Sodium valproate is associated with an increased risk of harm to babies if taken during pregnancy. If you are a woman capable of becoming pregnant, sodium valproate should only be prescribed if no other epilepsy medicine suits you.
If you are pregnant or planning a pregnancy and you take sodium valproate, seek advice from your doctor and do not stop taking your medication.
If you take sodium valproate
Types of contraception that may work for you
All barrier methods may work for you. These include:
- The coil
The hormonal contraception that may work for you include:
- Combined oral contraceptive pill (the Pill)
- Contraceptive implant
- Contraceptive patch
- Depo-Provera contraceptive injection – but see box below
- Mirena coil
- Noristerat contraceptive injection
- Projestogen-only pill (the mini pill) - but see box below
- Vaginal ring
Unplanned (emergency) contraception
The unplanned (emergency) contraception that may work for you include:
- The morning-after pill
- Levonorgestrel (Levonelle)
- Ulipristal acetate (EllaOne)
- The coil
Depo-Provera contraception injection
If you are considering using Depo-Provera injections, it’s advisable to seek advice about osteoporosis from your doctor.
More information about epilepsy and osteoporosis.
Progestogen-only pill (the mini pill)
Types of contraception that are not recommended for you
Natural birth control
All types of natural birth control are not recommended.
This information has been produced under the terms of The Information Standard.
- Updated December 2015
- Currently under review
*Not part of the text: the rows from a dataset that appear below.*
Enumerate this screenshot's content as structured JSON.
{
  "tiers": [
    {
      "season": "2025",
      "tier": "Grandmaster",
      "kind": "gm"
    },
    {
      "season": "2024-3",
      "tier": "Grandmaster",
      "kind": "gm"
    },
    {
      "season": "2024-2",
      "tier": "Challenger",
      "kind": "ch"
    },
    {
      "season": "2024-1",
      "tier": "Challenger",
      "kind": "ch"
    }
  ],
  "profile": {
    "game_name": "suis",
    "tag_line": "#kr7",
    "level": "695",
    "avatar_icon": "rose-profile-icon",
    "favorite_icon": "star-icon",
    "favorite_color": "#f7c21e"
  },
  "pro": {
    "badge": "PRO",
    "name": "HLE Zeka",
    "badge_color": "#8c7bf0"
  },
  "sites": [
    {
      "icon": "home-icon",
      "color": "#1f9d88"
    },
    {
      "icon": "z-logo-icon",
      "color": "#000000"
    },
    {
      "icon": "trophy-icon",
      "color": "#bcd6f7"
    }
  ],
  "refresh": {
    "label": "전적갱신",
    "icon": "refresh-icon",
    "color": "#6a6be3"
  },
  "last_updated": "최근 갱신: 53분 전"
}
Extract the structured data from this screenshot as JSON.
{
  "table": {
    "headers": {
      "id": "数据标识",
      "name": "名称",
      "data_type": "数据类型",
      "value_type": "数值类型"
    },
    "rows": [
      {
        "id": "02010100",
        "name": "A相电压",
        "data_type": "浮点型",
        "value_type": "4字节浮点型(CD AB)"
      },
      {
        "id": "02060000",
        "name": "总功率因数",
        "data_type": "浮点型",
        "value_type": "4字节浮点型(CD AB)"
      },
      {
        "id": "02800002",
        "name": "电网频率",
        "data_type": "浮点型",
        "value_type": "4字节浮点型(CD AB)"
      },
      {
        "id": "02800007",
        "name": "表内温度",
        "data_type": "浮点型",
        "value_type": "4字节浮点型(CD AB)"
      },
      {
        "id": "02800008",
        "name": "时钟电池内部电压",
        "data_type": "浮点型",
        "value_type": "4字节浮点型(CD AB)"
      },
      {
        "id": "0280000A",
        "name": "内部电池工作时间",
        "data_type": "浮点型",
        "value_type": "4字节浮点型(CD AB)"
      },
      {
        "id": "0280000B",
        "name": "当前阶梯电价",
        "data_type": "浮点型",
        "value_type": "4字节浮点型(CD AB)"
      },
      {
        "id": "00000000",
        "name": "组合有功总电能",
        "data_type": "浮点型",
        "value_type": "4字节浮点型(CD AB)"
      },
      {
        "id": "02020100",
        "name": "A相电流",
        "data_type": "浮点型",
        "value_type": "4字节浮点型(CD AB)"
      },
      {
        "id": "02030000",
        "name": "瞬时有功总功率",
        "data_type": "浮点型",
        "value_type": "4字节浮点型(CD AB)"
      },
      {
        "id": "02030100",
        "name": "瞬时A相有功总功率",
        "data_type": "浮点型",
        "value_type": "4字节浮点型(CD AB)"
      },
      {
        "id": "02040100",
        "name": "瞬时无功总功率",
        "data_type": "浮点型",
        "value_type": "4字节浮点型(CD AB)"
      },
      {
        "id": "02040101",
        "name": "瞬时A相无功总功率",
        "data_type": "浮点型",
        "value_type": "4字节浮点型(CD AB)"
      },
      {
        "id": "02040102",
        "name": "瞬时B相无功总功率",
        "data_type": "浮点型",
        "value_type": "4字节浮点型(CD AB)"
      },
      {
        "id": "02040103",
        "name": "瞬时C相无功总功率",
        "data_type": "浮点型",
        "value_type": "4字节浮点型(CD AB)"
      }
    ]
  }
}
Epilepsy Action would like to thank Beth Irwin, Epilepsy Nurse/Midwife at the UK Epilepsy and Pregnancy Register, Belfast, for her contribution to this information.
Beth Irwin has no conflict of interest to declare.